Movies about the thorny issue of human cloning tend to approach the subject as a matter of identity (nature prevailing over nurture, as in "The Boys from Brazil") or else take on the issue of ownership and legal status.
"The Island" and "Never Let Me Go" both started from the premise of clones as property, generated for spare parts to extend the lives of their owners. Jorge Ameer’s odd, only incidentally sci-fi feature "D’Agostino" follows both tracks, but in a different way.
When Allan (Keith Roenke), a businessman dissatisfied with work and life, inherits a house in Santorini, Greece, his first impulse is to sell the place off and use the money to pay for another attempt at fertility treatment with his longtime girlfriend, Sylvia (Torie Tyson). But when he discovers a naked, muddy man living on the property, things change. It turns out that the man -- feral, pre-verbal, instinctive -- is a human clone, created for medical purposes and then lost at sea during shipment. The clone’s dog tag identifies him with the name D’Agostino.

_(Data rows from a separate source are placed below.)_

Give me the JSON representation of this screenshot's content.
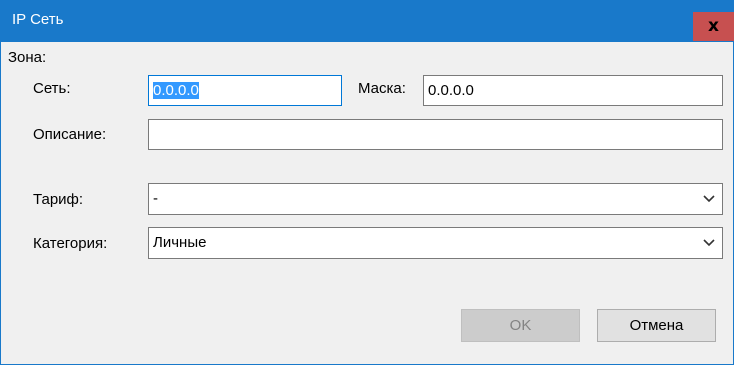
{
  "window": {
    "title": "IP Сеть",
    "close_glyph": "x"
  },
  "form": {
    "zone_label": "Зона:",
    "network_label": "Сеть:",
    "network_value": "0.0.0.0",
    "mask_label": "Маска:",
    "mask_value": "0.0.0.0",
    "description_label": "Описание:",
    "description_value": "",
    "tariff_label": "Тариф:",
    "tariff_value": "-",
    "category_label": "Категория:",
    "category_value": "Личные"
  },
  "buttons": {
    "ok_label": "OK",
    "ok_enabled": false,
    "cancel_label": "Отмена"
  },
  "colors": {
    "titlebar": "#1979ca",
    "close_button": "#c75050",
    "selection": "#3399ff",
    "dialog_background": "#f0f0f0"
  }
}
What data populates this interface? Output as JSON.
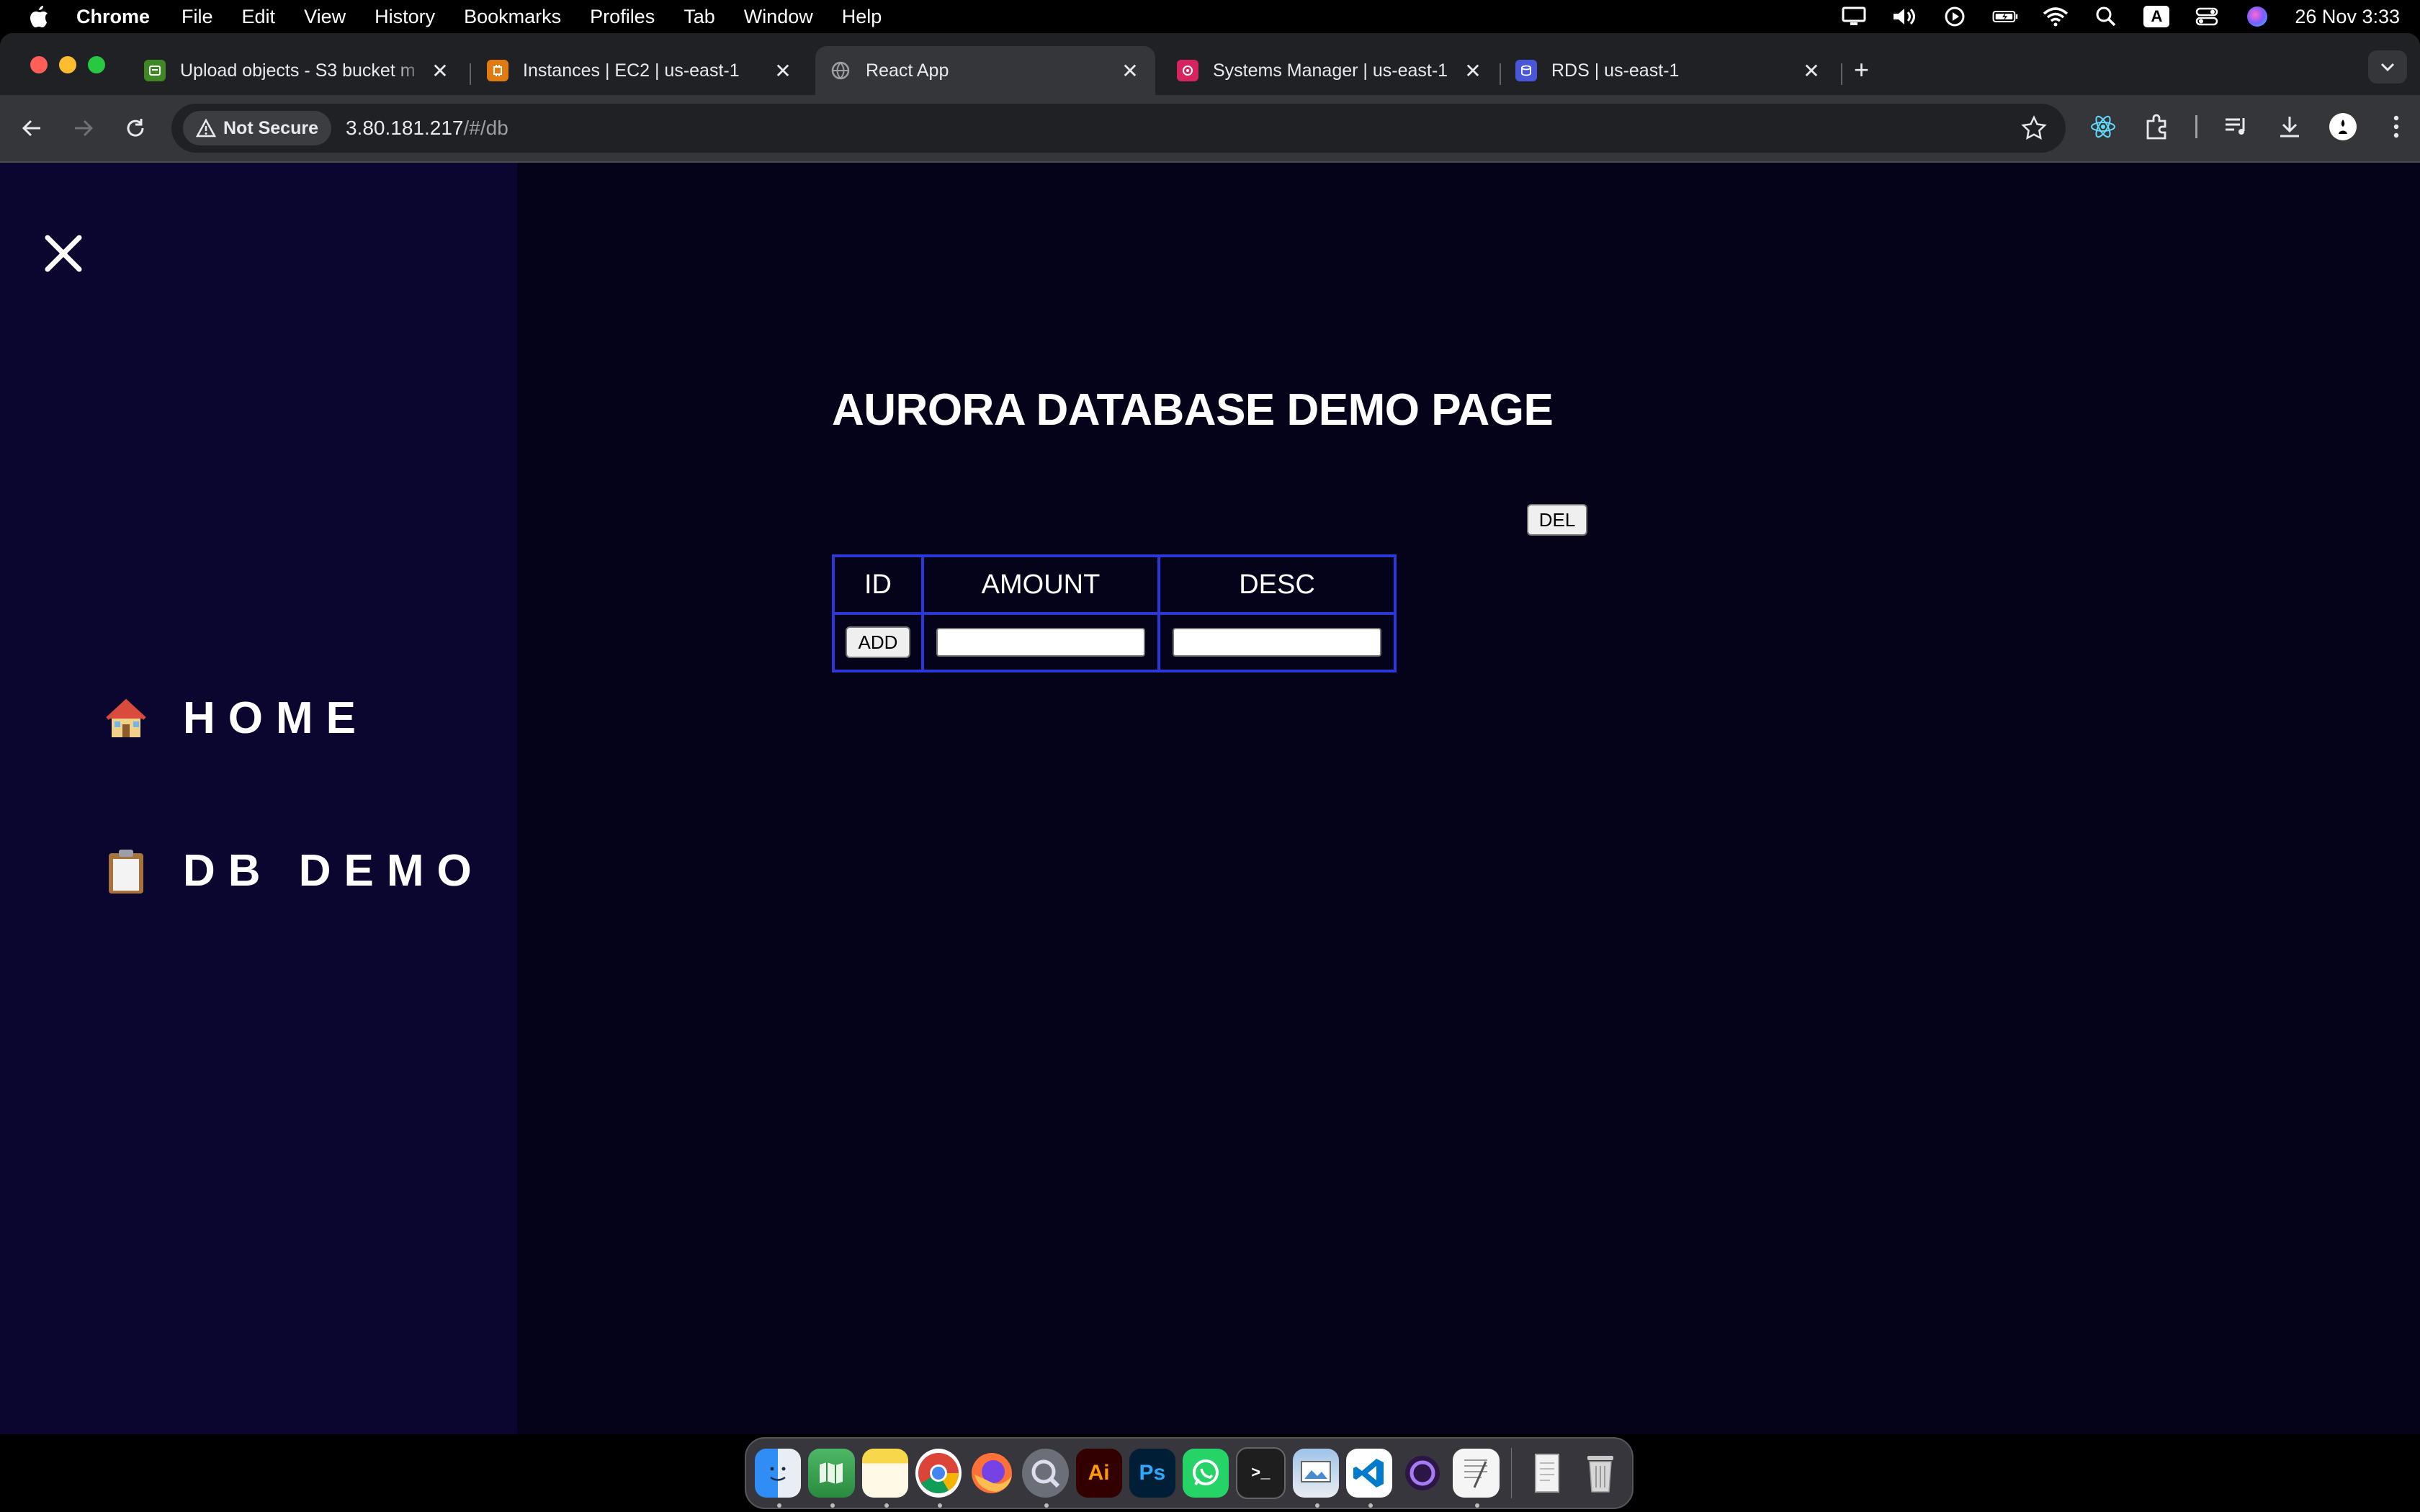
{
  "menubar": {
    "app_name": "Chrome",
    "items": [
      "File",
      "Edit",
      "View",
      "History",
      "Bookmarks",
      "Profiles",
      "Tab",
      "Window",
      "Help"
    ],
    "clock": "26 Nov  3:33",
    "status_icons": [
      "display-icon",
      "volume-icon",
      "play-icon",
      "battery-icon",
      "wifi-icon",
      "search-icon",
      "input-source-icon",
      "control-center-icon",
      "siri-icon"
    ],
    "input_source": "A"
  },
  "tabs": [
    {
      "title": "Upload objects - S3 bucket m",
      "favicon": "s3-icon",
      "color": "#3f8624",
      "active": false
    },
    {
      "title": "Instances | EC2 | us-east-1",
      "favicon": "ec2-icon",
      "color": "#e07b12",
      "active": false
    },
    {
      "title": "React App",
      "favicon": "globe-icon",
      "color": "#9aa0a6",
      "active": true
    },
    {
      "title": "Systems Manager | us-east-1",
      "favicon": "systems-manager-icon",
      "color": "#d6245f",
      "active": false
    },
    {
      "title": "RDS | us-east-1",
      "favicon": "rds-icon",
      "color": "#4a56d8",
      "active": false
    }
  ],
  "toolbar": {
    "security_label": "Not Secure",
    "url_host": "3.80.181.217",
    "url_path": "/#/db"
  },
  "sidebar": {
    "items": [
      {
        "emoji": "🏠",
        "label": "HOME"
      },
      {
        "emoji": "📋",
        "label": "DB DEMO"
      }
    ]
  },
  "main": {
    "title": "AURORA DATABASE DEMO PAGE",
    "del_label": "DEL",
    "table": {
      "headers": [
        "ID",
        "AMOUNT",
        "DESC"
      ],
      "add_label": "ADD",
      "amount_value": "",
      "desc_value": ""
    }
  },
  "dock": {
    "apps": [
      "Finder",
      "Maps",
      "Notes",
      "Chrome",
      "Firefox",
      "QuickTime Player",
      "Illustrator",
      "Photoshop",
      "WhatsApp",
      "Terminal",
      "Preview",
      "Visual Studio Code",
      "Tor Browser",
      "TextEdit",
      "Documents",
      "Trash"
    ],
    "illustrator_label": "Ai",
    "photoshop_label": "Ps",
    "terminal_label": ">_"
  },
  "colors": {
    "page_bg": "#05031a",
    "sidebar_bg": "#0b0630",
    "table_border": "#2b37d6"
  }
}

Allan, fascinated by his find, adopts D’Agostino, but not as a son or little brother to educate and nurture. Instead, Allan treats D’Agostino like a dog, feeding him from a plastic bowl and giving him sharp one-word commands. As days pass and his fascination grows, Allan starts to treat D’Agostino as a sex slave. It’s as though D’Agostino’s lack of identity has thrown Allan’s own sense of himself into question, and the power that comes with ownership (finders are keepers, after all) transforms and, perhaps, corrupts Allan.
All well and good, until this strange story gets stranger with a sudden, inexplicable transformation that hints at another level of identity shift -- but this late-breaking idea, while intriguing, belongs in a different, more futuristic movie. The final scene, an unholy and outrageous blend of horror and sexual domination, belongs in a different genre of movie altogether.
"D’Agostino" races wildly off the beaten path, and it mostly works in spite of its flaws. The cinematography by Zach Voytas makes good use of the location (though the streets are eerily deserted). What doesn’t work well is the soundtrack, which is often dim and sometimes hopelessly garbled. Even so, the story and scenery keep you watching: This is a good rental for fans of late-night chill-and-thrill fare with a little sexy zest thrown in.
This DVD release includes no bonus features.